With a new year often comes the resolution to be well. Do good work. Keep in touch. Sound familiar? That’s the famous outro to the daily “Writer’s Almanac,” hosted by legendary writer and radio host Garrison Keillor. He visited Alaska last year on a cruise and made a pit stop in Sitka to visit a pen pal. Because it turns out, when it comes to resolutions, Keillor is good on his word. Listen now
It’s not rare to see mushers touting various brands and companies as they drive their dog teams down the Iditarod trail. Sponsorship is a major source of financial support. This year a few mushers have gotten involved in touting political candidates as both the congressional and presidential election season heats up. Download Audio
We dug into the archives for this story about a Christmas play in Aniak. The village doesn't have a mall, a movie theater or even a sit down restaurant. But in December a few years ago, there was no shortage of entertainment in the community. Most of the town packed into the high school gym for the show.
The first Red Flag warnings have already been issued for parts of Southcentral and the Interior and wildland firefighters are gearing up for the season. Some of them will approach wildfires from the ground, but there’s one elite group that’s been training for more than two months to fight fire from the air. Download Audio
Although the famous blue caverns from several years ago have disappeared, word of a new cave spread over social media this winter and brought crowds to the glacier. But while hiking to the cave is a remarkable experience, it also comes with some risk.
The Republic of Turkey is about as far as you can go from Alaska on the other side of the globe. The country of nearly 80 million people straddles the edges of Europe and Asia, with a Mediterranean climate, and a rich history as the seat of both the Byzantine and Ottoman Empires. Again, not a lot of parallels with Alaska. But both places have food and dance at the center of their cultural traditions. Listen now

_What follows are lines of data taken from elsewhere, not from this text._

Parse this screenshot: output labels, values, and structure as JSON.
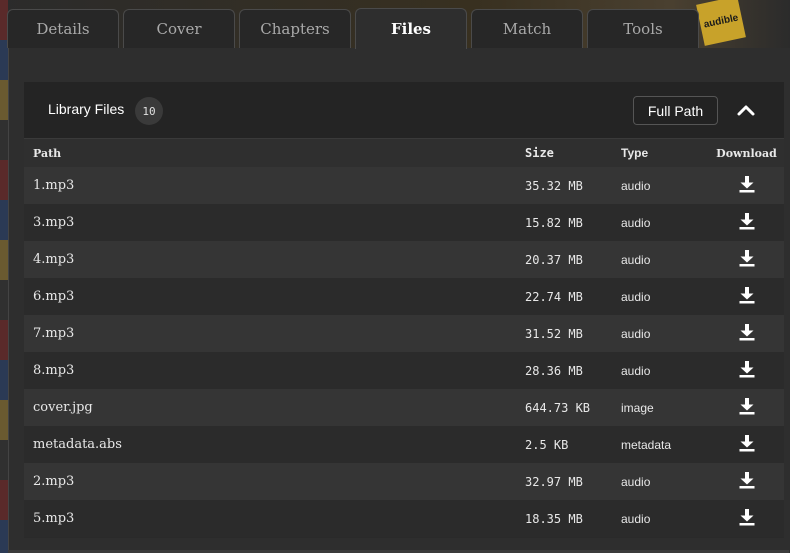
{
  "tabs": [
    {
      "label": "Details"
    },
    {
      "label": "Cover"
    },
    {
      "label": "Chapters"
    },
    {
      "label": "Files"
    },
    {
      "label": "Match"
    },
    {
      "label": "Tools"
    }
  ],
  "active_tab": "Files",
  "background": {
    "badge_text": "audible"
  },
  "panel": {
    "title": "Library Files",
    "count": "10",
    "full_path_label": "Full Path",
    "collapse_icon": "chevron-up-icon"
  },
  "table": {
    "headers": {
      "path": "Path",
      "size": "Size",
      "type": "Type",
      "download": "Download"
    },
    "rows": [
      {
        "path": "1.mp3",
        "size": "35.32 MB",
        "type": "audio"
      },
      {
        "path": "3.mp3",
        "size": "15.82 MB",
        "type": "audio"
      },
      {
        "path": "4.mp3",
        "size": "20.37 MB",
        "type": "audio"
      },
      {
        "path": "6.mp3",
        "size": "22.74 MB",
        "type": "audio"
      },
      {
        "path": "7.mp3",
        "size": "31.52 MB",
        "type": "audio"
      },
      {
        "path": "8.mp3",
        "size": "28.36 MB",
        "type": "audio"
      },
      {
        "path": "cover.jpg",
        "size": "644.73 KB",
        "type": "image"
      },
      {
        "path": "metadata.abs",
        "size": "2.5 KB",
        "type": "metadata"
      },
      {
        "path": "2.mp3",
        "size": "32.97 MB",
        "type": "audio"
      },
      {
        "path": "5.mp3",
        "size": "18.35 MB",
        "type": "audio"
      }
    ]
  },
  "colors": {
    "panel_bg": "#2a2a2a",
    "row_odd": "#353535",
    "row_even": "#2b2b2b",
    "text": "#e8e8e8"
  }
}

There are more than 100 people employed at Ketchikan’s Vigor Industrial Shipyard. Out of all of them, Cat Wong might have the most unusual story about how she got there. The 25-year-old is a pipe fitter and welder. She was born in the U.S., but grew up with her family in Singapore. When she was 21, Cat made an unusual choice, and moved to Ketchikan. Download Audio
The chartreuse leaves of the birch tree are one of the first signs of spring in Southcentral Alaska. But for a few weeks before the leaves unfurl the trees offer a sweet treat –a watery liquid that when tapped and boiled down turns into a rich, nutty syrup. Birch syrup is becoming a favorite flavor in the state's budding local food scene. Listen now
Anchorage has always been known for its cross country skiing. Now a group of volunteers are hoping to revive interest in another snow sport in the city- ski jumping. The 40 meter jump at Hilltop Ski Area had fallen into disrepair over the years. But after a flurry of activity this fall- it’s ready for a new generation of jumpers to begin taking flight.
Nicholas Galanin strives to create fearlessly. The Tlingit artist works in multiple mediums from his home in Sitka, and has made a name for himself in the indigenous art world. Listen now